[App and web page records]
+++

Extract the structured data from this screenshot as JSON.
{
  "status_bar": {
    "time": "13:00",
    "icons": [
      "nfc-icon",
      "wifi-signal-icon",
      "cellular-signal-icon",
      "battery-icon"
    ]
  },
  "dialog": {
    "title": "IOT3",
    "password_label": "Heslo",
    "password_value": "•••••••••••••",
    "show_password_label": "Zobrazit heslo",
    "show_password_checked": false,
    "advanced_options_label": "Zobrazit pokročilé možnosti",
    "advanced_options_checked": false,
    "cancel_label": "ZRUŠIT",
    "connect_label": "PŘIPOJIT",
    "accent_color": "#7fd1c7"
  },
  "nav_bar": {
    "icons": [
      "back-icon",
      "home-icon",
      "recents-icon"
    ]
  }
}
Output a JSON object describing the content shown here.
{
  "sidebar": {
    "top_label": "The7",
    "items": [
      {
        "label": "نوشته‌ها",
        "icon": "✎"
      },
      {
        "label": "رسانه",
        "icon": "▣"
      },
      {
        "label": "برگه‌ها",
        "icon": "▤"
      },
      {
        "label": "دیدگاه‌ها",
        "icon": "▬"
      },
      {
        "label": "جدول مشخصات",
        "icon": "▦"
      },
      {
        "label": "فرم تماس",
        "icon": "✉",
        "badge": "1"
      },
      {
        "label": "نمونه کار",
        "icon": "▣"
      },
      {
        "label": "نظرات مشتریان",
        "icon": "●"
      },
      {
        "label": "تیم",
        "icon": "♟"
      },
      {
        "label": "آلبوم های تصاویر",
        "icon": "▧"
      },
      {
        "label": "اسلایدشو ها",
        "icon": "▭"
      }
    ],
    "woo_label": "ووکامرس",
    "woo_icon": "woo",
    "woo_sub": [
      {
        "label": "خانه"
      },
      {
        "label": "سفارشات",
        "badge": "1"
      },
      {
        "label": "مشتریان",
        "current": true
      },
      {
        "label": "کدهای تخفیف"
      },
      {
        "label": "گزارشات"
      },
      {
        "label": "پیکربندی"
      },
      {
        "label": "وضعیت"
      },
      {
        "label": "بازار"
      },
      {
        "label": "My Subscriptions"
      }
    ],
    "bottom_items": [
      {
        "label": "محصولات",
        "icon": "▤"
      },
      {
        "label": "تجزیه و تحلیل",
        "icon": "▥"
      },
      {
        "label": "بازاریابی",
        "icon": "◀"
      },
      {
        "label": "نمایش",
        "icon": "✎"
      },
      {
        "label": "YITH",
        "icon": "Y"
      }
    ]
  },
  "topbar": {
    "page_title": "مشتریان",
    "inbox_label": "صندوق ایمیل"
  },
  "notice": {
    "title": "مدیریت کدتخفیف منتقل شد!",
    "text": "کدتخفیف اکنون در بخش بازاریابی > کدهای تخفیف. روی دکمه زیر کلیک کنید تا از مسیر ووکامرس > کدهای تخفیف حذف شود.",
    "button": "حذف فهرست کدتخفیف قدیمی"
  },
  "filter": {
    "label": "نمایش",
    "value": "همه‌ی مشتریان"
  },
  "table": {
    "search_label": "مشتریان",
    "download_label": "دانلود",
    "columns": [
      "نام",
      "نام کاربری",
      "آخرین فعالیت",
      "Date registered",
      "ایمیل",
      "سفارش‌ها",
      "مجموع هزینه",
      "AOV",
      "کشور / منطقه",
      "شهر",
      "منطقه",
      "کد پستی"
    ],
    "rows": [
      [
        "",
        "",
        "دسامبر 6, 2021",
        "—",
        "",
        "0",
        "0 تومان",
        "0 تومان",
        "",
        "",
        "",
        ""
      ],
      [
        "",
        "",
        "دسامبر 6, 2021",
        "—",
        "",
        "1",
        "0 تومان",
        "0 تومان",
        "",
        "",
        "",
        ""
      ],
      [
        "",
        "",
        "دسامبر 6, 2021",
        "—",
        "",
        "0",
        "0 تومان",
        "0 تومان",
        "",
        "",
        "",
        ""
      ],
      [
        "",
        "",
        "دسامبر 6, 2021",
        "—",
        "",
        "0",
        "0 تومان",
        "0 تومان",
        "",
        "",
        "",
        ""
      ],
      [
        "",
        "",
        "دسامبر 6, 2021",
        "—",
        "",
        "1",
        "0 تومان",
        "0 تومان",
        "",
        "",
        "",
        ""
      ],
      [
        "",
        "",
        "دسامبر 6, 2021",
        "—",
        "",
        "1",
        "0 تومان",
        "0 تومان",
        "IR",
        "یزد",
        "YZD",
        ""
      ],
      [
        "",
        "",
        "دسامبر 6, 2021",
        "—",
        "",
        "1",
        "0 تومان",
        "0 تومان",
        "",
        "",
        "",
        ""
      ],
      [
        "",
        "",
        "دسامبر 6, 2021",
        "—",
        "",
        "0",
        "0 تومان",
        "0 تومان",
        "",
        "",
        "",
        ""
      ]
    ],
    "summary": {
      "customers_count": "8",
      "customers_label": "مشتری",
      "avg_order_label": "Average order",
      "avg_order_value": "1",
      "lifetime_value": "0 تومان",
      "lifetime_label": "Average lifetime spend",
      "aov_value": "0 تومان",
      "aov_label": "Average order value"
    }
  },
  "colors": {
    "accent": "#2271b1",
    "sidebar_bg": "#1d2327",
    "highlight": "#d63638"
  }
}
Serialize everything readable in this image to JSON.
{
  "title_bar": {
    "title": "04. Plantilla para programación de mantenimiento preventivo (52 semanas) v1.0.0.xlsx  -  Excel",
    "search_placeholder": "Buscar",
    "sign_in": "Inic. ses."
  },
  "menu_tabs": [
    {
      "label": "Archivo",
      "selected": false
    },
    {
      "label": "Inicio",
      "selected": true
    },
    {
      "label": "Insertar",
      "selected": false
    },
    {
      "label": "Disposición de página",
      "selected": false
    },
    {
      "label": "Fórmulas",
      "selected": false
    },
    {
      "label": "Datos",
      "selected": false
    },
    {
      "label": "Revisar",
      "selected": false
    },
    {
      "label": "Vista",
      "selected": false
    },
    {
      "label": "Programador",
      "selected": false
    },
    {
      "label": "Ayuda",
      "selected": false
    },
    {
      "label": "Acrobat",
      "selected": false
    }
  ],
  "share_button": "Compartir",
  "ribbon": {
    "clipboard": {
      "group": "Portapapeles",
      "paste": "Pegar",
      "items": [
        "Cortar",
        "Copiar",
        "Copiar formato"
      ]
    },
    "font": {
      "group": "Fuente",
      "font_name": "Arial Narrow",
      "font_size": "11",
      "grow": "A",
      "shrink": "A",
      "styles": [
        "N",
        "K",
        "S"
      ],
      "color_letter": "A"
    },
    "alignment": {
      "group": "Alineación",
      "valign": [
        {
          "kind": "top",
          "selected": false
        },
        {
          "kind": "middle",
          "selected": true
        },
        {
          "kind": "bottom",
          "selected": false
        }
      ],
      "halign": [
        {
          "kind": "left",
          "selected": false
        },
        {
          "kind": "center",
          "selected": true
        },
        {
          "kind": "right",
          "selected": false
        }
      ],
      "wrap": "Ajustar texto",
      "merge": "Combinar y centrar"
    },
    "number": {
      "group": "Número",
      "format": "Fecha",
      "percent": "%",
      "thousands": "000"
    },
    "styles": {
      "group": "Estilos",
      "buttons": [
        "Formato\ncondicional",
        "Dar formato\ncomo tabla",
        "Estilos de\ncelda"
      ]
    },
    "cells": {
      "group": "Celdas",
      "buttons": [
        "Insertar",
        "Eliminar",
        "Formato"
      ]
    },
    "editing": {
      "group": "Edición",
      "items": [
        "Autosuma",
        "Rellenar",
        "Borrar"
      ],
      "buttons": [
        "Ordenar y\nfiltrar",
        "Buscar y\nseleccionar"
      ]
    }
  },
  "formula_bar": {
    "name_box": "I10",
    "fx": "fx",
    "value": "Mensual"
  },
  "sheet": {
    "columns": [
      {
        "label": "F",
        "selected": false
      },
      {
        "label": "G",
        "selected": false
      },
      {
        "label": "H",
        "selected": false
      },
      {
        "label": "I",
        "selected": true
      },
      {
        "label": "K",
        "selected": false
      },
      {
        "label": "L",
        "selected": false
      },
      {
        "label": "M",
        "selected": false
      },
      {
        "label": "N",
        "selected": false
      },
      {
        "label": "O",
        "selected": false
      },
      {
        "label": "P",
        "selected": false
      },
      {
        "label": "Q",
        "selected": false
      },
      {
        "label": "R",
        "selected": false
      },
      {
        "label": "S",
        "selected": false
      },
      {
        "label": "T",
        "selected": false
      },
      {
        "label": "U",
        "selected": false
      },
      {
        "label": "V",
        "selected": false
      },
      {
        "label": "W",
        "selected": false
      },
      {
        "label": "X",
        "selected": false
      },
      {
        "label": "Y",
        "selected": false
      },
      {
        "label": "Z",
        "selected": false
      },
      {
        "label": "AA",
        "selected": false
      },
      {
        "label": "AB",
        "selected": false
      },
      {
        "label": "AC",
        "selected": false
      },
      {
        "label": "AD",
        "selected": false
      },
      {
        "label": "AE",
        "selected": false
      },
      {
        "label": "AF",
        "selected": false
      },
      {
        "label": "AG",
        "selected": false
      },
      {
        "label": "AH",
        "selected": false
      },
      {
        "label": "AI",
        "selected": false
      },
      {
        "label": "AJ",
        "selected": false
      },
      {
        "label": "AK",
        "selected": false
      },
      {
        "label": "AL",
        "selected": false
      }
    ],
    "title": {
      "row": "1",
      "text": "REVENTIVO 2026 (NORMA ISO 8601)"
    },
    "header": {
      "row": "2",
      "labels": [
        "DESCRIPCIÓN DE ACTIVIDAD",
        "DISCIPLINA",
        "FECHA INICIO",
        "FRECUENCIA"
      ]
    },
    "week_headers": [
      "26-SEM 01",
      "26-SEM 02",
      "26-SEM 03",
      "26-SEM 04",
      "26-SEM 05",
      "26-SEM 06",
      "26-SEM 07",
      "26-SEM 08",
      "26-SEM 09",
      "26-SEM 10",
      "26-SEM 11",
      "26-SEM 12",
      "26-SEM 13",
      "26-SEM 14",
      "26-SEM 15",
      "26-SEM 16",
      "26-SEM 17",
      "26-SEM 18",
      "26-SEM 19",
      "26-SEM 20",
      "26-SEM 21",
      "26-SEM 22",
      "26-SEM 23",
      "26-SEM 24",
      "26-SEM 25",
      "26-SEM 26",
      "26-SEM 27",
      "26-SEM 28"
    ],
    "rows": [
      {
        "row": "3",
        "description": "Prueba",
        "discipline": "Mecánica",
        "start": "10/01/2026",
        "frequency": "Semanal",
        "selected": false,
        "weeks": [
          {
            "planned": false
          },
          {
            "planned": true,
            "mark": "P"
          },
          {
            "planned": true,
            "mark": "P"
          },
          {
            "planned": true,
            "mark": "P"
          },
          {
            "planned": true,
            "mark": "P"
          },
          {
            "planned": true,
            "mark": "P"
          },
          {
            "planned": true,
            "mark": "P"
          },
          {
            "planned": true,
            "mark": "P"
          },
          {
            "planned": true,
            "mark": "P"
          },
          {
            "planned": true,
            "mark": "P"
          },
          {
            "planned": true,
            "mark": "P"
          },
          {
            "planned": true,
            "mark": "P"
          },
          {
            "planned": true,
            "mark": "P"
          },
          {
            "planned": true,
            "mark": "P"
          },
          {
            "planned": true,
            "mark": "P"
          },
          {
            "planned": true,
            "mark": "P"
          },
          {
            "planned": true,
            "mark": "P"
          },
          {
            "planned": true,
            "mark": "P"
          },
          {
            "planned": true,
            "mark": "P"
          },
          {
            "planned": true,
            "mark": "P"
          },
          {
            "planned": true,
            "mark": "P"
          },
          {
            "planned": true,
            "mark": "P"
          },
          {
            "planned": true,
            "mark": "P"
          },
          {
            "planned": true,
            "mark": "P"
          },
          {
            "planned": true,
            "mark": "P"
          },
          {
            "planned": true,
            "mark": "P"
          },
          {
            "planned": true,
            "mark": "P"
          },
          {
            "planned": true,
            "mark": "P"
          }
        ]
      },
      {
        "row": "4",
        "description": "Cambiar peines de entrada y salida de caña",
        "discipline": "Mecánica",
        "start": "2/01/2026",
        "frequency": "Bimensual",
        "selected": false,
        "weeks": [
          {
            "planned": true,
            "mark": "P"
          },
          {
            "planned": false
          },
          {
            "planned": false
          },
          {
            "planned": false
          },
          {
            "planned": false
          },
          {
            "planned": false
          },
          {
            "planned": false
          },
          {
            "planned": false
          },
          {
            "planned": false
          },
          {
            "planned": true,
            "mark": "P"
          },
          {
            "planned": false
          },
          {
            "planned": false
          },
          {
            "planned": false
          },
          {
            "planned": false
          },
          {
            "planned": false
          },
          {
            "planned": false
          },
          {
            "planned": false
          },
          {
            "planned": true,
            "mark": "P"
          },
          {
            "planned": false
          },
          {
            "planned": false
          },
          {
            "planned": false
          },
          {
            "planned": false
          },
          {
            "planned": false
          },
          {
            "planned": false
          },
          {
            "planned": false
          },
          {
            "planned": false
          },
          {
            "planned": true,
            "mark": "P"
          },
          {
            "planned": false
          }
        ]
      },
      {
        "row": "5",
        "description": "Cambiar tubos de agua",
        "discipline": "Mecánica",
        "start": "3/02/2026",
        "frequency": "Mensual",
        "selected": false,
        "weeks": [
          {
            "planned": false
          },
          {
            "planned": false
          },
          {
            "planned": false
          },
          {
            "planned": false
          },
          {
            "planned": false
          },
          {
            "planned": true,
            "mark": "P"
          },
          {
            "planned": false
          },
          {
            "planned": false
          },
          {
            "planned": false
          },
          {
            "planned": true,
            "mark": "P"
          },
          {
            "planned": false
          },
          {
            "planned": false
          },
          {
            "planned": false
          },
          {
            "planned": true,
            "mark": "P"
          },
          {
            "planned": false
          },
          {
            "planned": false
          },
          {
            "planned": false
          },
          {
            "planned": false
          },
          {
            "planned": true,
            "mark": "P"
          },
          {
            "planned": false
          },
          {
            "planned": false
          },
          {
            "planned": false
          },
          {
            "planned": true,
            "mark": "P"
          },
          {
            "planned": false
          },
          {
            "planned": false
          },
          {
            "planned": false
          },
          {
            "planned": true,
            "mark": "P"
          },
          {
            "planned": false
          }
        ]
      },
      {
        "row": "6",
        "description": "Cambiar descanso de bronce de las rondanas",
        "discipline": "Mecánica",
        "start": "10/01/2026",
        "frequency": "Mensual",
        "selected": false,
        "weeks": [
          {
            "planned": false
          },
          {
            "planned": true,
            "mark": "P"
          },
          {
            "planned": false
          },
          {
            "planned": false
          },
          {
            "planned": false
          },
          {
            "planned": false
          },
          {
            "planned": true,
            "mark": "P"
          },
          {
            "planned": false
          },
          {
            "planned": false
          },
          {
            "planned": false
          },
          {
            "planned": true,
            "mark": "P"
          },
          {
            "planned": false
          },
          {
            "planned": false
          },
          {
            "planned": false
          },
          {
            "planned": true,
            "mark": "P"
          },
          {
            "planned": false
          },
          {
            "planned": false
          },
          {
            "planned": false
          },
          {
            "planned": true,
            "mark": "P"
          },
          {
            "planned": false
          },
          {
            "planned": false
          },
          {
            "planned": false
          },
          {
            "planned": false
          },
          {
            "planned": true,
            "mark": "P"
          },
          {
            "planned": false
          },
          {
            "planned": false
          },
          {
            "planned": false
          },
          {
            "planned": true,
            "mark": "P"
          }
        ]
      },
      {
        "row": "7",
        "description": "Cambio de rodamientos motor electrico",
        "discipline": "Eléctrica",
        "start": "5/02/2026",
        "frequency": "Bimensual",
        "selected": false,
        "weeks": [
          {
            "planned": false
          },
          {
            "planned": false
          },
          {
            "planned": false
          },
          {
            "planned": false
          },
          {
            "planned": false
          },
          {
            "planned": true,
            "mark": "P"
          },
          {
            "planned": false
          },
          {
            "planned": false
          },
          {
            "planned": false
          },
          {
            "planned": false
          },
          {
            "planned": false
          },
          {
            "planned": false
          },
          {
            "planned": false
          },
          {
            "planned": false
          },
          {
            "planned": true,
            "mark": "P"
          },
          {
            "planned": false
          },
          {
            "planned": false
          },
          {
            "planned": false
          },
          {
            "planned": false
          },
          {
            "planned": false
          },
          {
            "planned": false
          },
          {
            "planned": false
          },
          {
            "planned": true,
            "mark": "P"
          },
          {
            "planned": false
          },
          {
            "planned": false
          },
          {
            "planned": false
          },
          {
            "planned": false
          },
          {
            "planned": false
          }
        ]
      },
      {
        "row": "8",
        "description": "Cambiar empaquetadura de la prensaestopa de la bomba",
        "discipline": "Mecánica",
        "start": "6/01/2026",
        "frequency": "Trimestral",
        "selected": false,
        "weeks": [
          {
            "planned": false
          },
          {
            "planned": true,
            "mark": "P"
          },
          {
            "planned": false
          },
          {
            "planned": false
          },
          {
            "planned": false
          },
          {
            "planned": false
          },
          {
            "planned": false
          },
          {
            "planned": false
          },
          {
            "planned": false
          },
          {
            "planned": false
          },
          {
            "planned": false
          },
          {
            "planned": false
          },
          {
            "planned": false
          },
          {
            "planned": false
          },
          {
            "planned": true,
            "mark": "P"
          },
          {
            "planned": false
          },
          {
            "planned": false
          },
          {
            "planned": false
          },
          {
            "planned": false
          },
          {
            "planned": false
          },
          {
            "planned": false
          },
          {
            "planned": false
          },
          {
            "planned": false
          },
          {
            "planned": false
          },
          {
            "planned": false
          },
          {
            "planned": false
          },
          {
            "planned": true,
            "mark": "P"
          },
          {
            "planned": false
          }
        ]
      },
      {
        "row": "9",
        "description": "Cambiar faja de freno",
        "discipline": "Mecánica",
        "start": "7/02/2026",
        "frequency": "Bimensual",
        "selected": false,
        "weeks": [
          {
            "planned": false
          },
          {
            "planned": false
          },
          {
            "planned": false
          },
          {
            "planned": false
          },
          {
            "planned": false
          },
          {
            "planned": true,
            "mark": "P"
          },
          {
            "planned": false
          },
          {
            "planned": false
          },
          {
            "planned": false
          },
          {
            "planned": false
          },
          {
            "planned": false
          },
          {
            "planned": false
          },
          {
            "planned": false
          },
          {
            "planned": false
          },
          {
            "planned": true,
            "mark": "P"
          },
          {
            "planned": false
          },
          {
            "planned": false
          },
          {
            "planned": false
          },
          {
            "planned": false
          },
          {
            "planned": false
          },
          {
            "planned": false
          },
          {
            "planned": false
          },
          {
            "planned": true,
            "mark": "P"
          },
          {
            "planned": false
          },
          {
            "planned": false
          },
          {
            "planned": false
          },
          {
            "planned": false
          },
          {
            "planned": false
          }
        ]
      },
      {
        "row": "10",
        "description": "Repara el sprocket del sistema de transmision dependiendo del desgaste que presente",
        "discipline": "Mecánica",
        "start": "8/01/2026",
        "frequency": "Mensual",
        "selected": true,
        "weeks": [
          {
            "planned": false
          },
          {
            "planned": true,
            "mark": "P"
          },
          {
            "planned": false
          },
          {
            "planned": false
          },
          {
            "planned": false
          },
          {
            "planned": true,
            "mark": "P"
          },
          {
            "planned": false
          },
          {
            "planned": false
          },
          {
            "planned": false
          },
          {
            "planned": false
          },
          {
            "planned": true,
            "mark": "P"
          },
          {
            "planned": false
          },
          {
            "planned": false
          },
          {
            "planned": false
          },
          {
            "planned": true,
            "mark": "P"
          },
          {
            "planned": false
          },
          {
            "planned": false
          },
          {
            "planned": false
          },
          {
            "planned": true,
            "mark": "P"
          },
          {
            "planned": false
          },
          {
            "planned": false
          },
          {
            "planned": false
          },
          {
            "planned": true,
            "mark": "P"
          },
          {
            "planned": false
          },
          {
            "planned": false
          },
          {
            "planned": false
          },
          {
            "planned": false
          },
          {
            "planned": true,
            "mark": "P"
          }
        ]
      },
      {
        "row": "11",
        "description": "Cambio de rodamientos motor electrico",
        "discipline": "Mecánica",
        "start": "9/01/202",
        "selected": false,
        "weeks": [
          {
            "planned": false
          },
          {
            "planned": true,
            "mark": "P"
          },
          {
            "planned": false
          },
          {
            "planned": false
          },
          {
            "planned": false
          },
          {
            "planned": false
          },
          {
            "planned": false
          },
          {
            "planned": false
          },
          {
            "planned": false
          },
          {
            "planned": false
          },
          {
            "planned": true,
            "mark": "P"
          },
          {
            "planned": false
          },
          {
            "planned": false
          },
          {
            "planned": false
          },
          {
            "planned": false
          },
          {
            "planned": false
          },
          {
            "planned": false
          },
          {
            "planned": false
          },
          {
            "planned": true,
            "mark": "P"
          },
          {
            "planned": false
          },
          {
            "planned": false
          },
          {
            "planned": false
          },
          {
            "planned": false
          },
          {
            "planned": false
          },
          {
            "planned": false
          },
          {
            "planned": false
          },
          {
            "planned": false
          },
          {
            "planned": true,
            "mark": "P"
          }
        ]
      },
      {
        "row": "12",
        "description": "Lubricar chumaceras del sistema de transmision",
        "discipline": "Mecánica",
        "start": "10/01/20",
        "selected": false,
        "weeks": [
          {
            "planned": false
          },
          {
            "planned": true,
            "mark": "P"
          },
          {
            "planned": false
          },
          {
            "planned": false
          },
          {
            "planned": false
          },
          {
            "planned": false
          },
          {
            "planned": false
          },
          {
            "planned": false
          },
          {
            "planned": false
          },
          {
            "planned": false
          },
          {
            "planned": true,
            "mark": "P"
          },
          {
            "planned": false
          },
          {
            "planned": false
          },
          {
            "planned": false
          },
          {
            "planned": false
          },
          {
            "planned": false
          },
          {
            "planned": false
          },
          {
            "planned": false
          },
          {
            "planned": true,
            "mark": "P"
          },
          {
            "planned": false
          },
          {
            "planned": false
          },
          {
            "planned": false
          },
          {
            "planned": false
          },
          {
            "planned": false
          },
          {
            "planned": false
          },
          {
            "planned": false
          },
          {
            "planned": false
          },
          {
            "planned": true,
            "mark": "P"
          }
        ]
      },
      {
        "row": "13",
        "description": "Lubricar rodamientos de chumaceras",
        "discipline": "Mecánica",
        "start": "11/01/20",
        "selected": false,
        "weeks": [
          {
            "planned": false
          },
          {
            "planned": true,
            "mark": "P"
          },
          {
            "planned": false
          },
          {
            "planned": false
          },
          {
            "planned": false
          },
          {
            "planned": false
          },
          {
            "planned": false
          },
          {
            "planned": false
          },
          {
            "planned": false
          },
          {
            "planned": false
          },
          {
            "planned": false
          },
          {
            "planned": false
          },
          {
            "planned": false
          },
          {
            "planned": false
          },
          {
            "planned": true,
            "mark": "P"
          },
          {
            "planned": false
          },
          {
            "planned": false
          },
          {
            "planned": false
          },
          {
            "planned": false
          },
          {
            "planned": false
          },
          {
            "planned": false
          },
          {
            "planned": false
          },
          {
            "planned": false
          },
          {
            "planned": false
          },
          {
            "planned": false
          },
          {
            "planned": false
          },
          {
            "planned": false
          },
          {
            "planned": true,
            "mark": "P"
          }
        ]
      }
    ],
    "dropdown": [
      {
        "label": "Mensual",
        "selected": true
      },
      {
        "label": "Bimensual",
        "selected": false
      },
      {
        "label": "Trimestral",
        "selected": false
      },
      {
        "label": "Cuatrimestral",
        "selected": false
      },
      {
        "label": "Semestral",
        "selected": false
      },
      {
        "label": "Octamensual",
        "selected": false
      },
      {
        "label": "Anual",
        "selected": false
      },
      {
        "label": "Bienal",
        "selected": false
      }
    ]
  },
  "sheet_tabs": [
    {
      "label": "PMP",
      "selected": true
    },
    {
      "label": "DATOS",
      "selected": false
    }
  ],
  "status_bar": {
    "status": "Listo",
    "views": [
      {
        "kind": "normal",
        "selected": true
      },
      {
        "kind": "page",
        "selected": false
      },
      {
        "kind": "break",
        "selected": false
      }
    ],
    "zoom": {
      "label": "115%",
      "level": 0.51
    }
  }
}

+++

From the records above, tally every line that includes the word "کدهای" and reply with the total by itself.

2